This Indy veteran that still takes to the track
ELKHART LAKE, Wis. —Vintage sports car racing is a high-speed, living history theater that brings automotive museum pieces to life and shows them being used as they were meant to be: hot, greasy, loud and fighting it out with other cars on a track. That is especially true for pre-war racers such as the 1933 Studebaker Indy car of August (Augie) Grasis III from Weatherby Lake.
On May 20, Grasis raced his car at the Road America spring vintage weekend at Elkhart Lake, Wis. Road America is one of the country’s premier road courses, with a long and storied history that dates back to the early 1950s.
Augie’s dad, August Grasis II, bought this car in 1997 from the Brooks Stevens collection after Stevens died. Number 34 was one of a team of five cars entered in the 1933 Indianapolis 500 by the Studebaker factory. Tony Gulotta, from Kansas City, qualified at 113.678 mph and finished 500 in seventh place. Because Gulotta was from Kansas City, it seems providential that No. 34 now calls this city its home.
Over time, four of the other 1933s had their bodies changed, making the Grasis car the only one to still wear the high-cowl, aerodynamically efficient body that was developed in the University of Michigan wind tunnel.
For many owners, the car’s one-of-a-kind status would relegate it to a life as garage art or posing in a museum, but not for Augie and his dad.
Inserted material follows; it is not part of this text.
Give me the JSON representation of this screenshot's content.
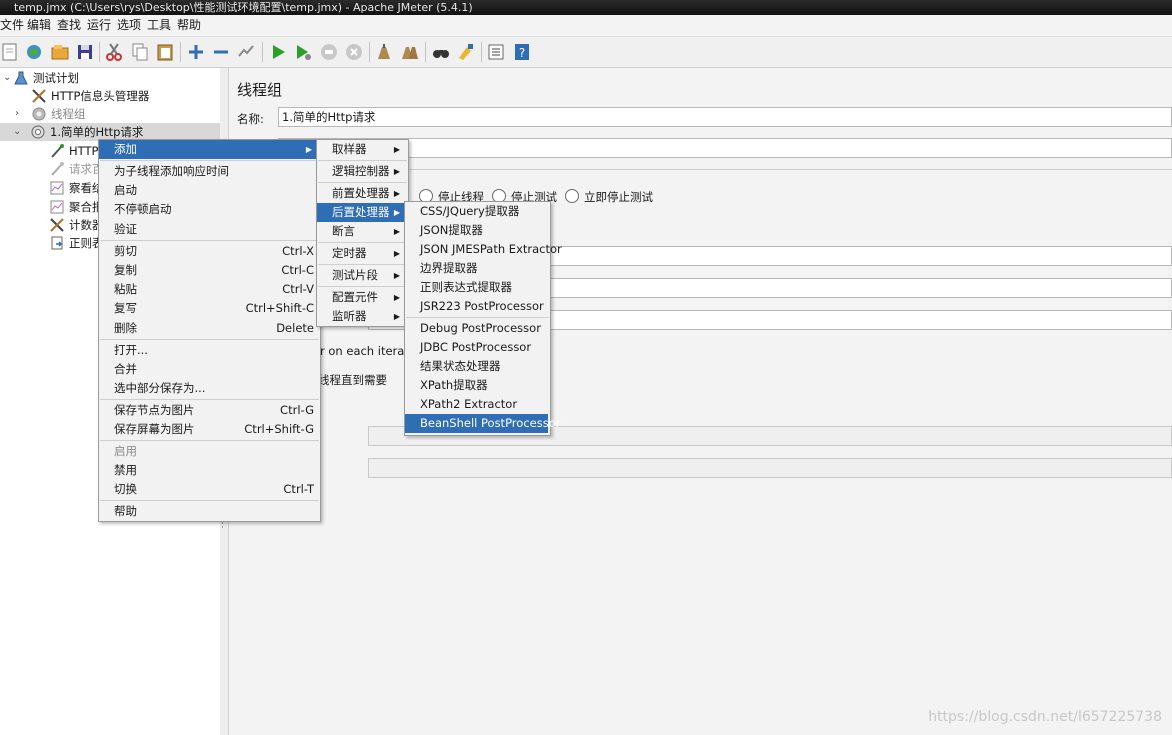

As owners, their first move was to drive it in the Colorado Grand, a 1,000-mile vintage car tour despite springs and shocks that were frozen from years of sitting.
Because cars are meant to be driven, and old race cars are meant to be raced, Augie and his dad, along with help from George Hull, Mike Caraway and others, have painstakingly brought the old girl back to top form, and Grasis races it several times each year.
The 250-horsepower bellow from its drain-pipe exhaust is a sound like no other, but the old-style brakes leave plenty to desire when hauling the car down from more than 100 miles per hour. Back in the day, Indy racers ran flat out, and brakes were used only to slow the car for the pits. Putting the car on a road course taxes the brakes, and Grasis and his team are constantly working to improve them. At Road America last Sunday, Grasis reeled in a pre-war Bugatti and cruised to an easy victory. The Studebaker still has mighty good legs.
On Thursday before this year’s race , Augie and his dad were invited to the Indianapolis Motor Speedway where famous vintage racers lapped the speedway as part of the pre-race activity for tomorrow’s Indianapolis 500.
“It was an epic day,” Augie said by phone. “We ran about 10 laps, pretty much as fast as the car would go. I think our average speed was not far below what the car achieved when it qualified at 113.678 in 1933. It was really fun for my dad and I to feel what the car was like near its maximum speed. In 1933, however, the car raced on bricks, not the smooth pavement like today.”
That night was capped by a dinner with multiple Indy winners such as Mario Andretti, Rick Mears and Helio Castroneves. Augie will have another lapping session before the Indy Lights race.
The straight eight engine of Number 34 has once again sent ripples of thunder across the Indiana plain, creating echoes that may linger in the grandstand for another 79 years. That’s what living history is all about.